- WHAT THE TASK ASKS -
A word-for-word copy of the listing is needed. Retype it in full.

- DATASET RECORDS -
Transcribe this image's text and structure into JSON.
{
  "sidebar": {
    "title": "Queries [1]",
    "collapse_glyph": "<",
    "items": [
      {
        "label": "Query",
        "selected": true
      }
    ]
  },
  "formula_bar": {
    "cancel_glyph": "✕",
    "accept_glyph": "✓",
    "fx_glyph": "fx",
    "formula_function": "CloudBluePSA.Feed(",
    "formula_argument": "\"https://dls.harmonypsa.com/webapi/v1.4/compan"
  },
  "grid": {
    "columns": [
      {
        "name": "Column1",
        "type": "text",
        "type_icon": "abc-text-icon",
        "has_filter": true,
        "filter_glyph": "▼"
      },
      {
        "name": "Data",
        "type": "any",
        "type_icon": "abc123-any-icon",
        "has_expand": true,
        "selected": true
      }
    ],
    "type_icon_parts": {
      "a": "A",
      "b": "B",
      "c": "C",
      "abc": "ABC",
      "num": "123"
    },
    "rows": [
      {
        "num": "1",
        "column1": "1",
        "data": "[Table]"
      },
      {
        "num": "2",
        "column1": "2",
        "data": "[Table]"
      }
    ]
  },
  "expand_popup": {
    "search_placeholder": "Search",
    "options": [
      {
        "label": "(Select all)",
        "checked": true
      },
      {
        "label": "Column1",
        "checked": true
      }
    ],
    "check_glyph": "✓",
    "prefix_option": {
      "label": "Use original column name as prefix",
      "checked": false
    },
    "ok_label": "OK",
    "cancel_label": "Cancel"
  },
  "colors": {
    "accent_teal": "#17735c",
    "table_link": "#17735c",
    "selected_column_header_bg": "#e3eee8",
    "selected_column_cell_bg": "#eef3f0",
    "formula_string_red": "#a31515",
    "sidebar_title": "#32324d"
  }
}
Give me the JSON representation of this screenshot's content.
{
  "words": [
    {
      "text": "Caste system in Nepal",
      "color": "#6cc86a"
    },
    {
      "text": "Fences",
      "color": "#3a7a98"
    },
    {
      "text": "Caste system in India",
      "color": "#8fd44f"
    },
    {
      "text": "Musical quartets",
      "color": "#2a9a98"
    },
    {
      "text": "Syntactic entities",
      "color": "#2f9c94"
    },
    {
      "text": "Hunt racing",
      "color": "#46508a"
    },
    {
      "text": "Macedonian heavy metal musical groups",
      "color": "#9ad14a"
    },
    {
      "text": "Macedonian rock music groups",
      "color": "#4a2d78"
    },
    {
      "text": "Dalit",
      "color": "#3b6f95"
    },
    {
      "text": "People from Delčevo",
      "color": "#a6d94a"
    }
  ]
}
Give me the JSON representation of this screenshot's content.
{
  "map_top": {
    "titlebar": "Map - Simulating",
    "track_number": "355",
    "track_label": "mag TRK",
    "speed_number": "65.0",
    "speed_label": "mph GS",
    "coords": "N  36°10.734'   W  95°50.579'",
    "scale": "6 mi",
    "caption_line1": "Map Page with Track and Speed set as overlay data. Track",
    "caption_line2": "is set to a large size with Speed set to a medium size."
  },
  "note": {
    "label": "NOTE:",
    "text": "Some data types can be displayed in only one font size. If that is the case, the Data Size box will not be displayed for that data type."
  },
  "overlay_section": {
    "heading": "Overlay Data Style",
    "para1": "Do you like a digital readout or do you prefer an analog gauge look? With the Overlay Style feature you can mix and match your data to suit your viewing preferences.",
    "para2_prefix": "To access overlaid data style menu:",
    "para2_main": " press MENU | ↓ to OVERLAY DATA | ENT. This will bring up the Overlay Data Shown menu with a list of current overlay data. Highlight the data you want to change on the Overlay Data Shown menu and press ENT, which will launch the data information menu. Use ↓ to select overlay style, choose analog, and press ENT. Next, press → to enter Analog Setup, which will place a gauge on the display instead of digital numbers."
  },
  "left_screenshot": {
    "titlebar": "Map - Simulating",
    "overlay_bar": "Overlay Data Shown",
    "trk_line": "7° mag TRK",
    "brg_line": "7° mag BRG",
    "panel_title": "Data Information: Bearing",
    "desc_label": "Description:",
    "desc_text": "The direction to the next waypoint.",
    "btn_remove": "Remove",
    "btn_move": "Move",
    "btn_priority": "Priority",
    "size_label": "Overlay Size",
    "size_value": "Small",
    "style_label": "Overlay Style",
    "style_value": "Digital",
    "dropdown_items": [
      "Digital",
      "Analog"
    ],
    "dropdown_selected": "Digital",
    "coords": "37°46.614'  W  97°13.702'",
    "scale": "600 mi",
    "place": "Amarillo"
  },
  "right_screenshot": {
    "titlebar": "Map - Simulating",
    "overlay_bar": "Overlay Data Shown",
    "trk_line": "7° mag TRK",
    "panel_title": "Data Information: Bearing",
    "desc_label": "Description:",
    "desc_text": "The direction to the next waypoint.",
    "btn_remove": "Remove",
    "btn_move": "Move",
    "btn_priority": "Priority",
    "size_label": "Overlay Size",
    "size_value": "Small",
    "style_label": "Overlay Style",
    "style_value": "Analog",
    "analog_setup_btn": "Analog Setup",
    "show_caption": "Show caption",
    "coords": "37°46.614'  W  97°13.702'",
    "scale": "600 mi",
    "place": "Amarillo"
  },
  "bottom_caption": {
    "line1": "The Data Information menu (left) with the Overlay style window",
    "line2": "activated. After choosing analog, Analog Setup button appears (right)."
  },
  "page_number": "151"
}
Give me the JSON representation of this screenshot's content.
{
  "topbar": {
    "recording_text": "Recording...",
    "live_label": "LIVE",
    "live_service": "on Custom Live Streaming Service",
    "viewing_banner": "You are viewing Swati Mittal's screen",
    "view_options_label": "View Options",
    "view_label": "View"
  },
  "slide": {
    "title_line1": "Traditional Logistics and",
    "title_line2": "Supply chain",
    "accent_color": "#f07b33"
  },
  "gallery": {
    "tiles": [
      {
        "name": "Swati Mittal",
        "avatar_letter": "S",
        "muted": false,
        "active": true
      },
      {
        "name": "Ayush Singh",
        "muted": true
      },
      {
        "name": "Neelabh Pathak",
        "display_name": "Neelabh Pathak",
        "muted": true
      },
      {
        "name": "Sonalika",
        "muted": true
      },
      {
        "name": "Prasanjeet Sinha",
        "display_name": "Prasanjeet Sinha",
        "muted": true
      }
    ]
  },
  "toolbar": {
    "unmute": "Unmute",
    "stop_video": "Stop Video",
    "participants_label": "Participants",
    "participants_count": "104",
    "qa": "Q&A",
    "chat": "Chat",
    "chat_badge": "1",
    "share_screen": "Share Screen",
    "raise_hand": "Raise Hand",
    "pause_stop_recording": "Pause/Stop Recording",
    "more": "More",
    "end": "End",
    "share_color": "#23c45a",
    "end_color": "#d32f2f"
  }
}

- REPLY TO THE TASK -
Transcribe this image's text and structure into JSON.
{
  "sidebar": {
    "title": "Queries [1]",
    "collapse_glyph": "<",
    "items": [
      {
        "label": "Query",
        "selected": true
      }
    ]
  },
  "formula_bar": {
    "cancel_glyph": "✕",
    "accept_glyph": "✓",
    "fx_glyph": "fx",
    "formula_function": "CloudBluePSA.Feed(",
    "formula_argument": "\"https://dls.harmonypsa.com/webapi/v1.4/compan"
  },
  "grid": {
    "columns": [
      {
        "name": "Column1",
        "type": "text",
        "type_icon": "abc-text-icon",
        "has_filter": true,
        "filter_glyph": "▼"
      },
      {
        "name": "Data",
        "type": "any",
        "type_icon": "abc123-any-icon",
        "has_expand": true,
        "selected": true
      }
    ],
    "type_icon_parts": {
      "a": "A",
      "b": "B",
      "c": "C",
      "abc": "ABC",
      "num": "123"
    },
    "rows": [
      {
        "num": "1",
        "column1": "1",
        "data": "[Table]"
      },
      {
        "num": "2",
        "column1": "2",
        "data": "[Table]"
      }
    ]
  },
  "expand_popup": {
    "search_placeholder": "Search",
    "options": [
      {
        "label": "(Select all)",
        "checked": true
      },
      {
        "label": "Column1",
        "checked": true
      }
    ],
    "check_glyph": "✓",
    "prefix_option": {
      "label": "Use original column name as prefix",
      "checked": false
    },
    "ok_label": "OK",
    "cancel_label": "Cancel"
  },
  "colors": {
    "accent_teal": "#17735c",
    "table_link": "#17735c",
    "selected_column_header_bg": "#e3eee8",
    "selected_column_cell_bg": "#eef3f0",
    "formula_string_red": "#a31515",
    "sidebar_title": "#32324d"
  }
}
Give me the JSON representation of this screenshot's content.
{
  "words": [
    {
      "text": "Caste system in Nepal",
      "color": "#6cc86a"
    },
    {
      "text": "Fences",
      "color": "#3a7a98"
    },
    {
      "text": "Caste system in India",
      "color": "#8fd44f"
    },
    {
      "text": "Musical quartets",
      "color": "#2a9a98"
    },
    {
      "text": "Syntactic entities",
      "color": "#2f9c94"
    },
    {
      "text": "Hunt racing",
      "color": "#46508a"
    },
    {
      "text": "Macedonian heavy metal musical groups",
      "color": "#9ad14a"
    },
    {
      "text": "Macedonian rock music groups",
      "color": "#4a2d78"
    },
    {
      "text": "Dalit",
      "color": "#3b6f95"
    },
    {
      "text": "People from Delčevo",
      "color": "#a6d94a"
    }
  ]
}
Give me the JSON representation of this screenshot's content.
{
  "map_top": {
    "titlebar": "Map - Simulating",
    "track_number": "355",
    "track_label": "mag TRK",
    "speed_number": "65.0",
    "speed_label": "mph GS",
    "coords": "N  36°10.734'   W  95°50.579'",
    "scale": "6 mi",
    "caption_line1": "Map Page with Track and Speed set as overlay data. Track",
    "caption_line2": "is set to a large size with Speed set to a medium size."
  },
  "note": {
    "label": "NOTE:",
    "text": "Some data types can be displayed in only one font size. If that is the case, the Data Size box will not be displayed for that data type."
  },
  "overlay_section": {
    "heading": "Overlay Data Style",
    "para1": "Do you like a digital readout or do you prefer an analog gauge look? With the Overlay Style feature you can mix and match your data to suit your viewing preferences.",
    "para2_prefix": "To access overlaid data style menu:",
    "para2_main": " press MENU | ↓ to OVERLAY DATA | ENT. This will bring up the Overlay Data Shown menu with a list of current overlay data. Highlight the data you want to change on the Overlay Data Shown menu and press ENT, which will launch the data information menu. Use ↓ to select overlay style, choose analog, and press ENT. Next, press → to enter Analog Setup, which will place a gauge on the display instead of digital numbers."
  },
  "left_screenshot": {
    "titlebar": "Map - Simulating",
    "overlay_bar": "Overlay Data Shown",
    "trk_line": "7° mag TRK",
    "brg_line": "7° mag BRG",
    "panel_title": "Data Information: Bearing",
    "desc_label": "Description:",
    "desc_text": "The direction to the next waypoint.",
    "btn_remove": "Remove",
    "btn_move": "Move",
    "btn_priority": "Priority",
    "size_label": "Overlay Size",
    "size_value": "Small",
    "style_label": "Overlay Style",
    "style_value": "Digital",
    "dropdown_items": [
      "Digital",
      "Analog"
    ],
    "dropdown_selected": "Digital",
    "coords": "37°46.614'  W  97°13.702'",
    "scale": "600 mi",
    "place": "Amarillo"
  },
  "right_screenshot": {
    "titlebar": "Map - Simulating",
    "overlay_bar": "Overlay Data Shown",
    "trk_line": "7° mag TRK",
    "panel_title": "Data Information: Bearing",
    "desc_label": "Description:",
    "desc_text": "The direction to the next waypoint.",
    "btn_remove": "Remove",
    "btn_move": "Move",
    "btn_priority": "Priority",
    "size_label": "Overlay Size",
    "size_value": "Small",
    "style_label": "Overlay Style",
    "style_value": "Analog",
    "analog_setup_btn": "Analog Setup",
    "show_caption": "Show caption",
    "coords": "37°46.614'  W  97°13.702'",
    "scale": "600 mi",
    "place": "Amarillo"
  },
  "bottom_caption": {
    "line1": "The Data Information menu (left) with the Overlay style window",
    "line2": "activated. After choosing analog, Analog Setup button appears (right)."
  },
  "page_number": "151"
}
Give me the JSON representation of this screenshot's content.
{
  "topbar": {
    "recording_text": "Recording...",
    "live_label": "LIVE",
    "live_service": "on Custom Live Streaming Service",
    "viewing_banner": "You are viewing Swati Mittal's screen",
    "view_options_label": "View Options",
    "view_label": "View"
  },
  "slide": {
    "title_line1": "Traditional Logistics and",
    "title_line2": "Supply chain",
    "accent_color": "#f07b33"
  },
  "gallery": {
    "tiles": [
      {
        "name": "Swati Mittal",
        "avatar_letter": "S",
        "muted": false,
        "active": true
      },
      {
        "name": "Ayush Singh",
        "muted": true
      },
      {
        "name": "Neelabh Pathak",
        "display_name": "Neelabh Pathak",
        "muted": true
      },
      {
        "name": "Sonalika",
        "muted": true
      },
      {
        "name": "Prasanjeet Sinha",
        "display_name": "Prasanjeet Sinha",
        "muted": true
      }
    ]
  },
  "toolbar": {
    "unmute": "Unmute",
    "stop_video": "Stop Video",
    "participants_label": "Participants",
    "participants_count": "104",
    "qa": "Q&A",
    "chat": "Chat",
    "chat_badge": "1",
    "share_screen": "Share Screen",
    "raise_hand": "Raise Hand",
    "pause_stop_recording": "Pause/Stop Recording",
    "more": "More",
    "end": "End",
    "share_color": "#23c45a",
    "end_color": "#d32f2f"
  }
}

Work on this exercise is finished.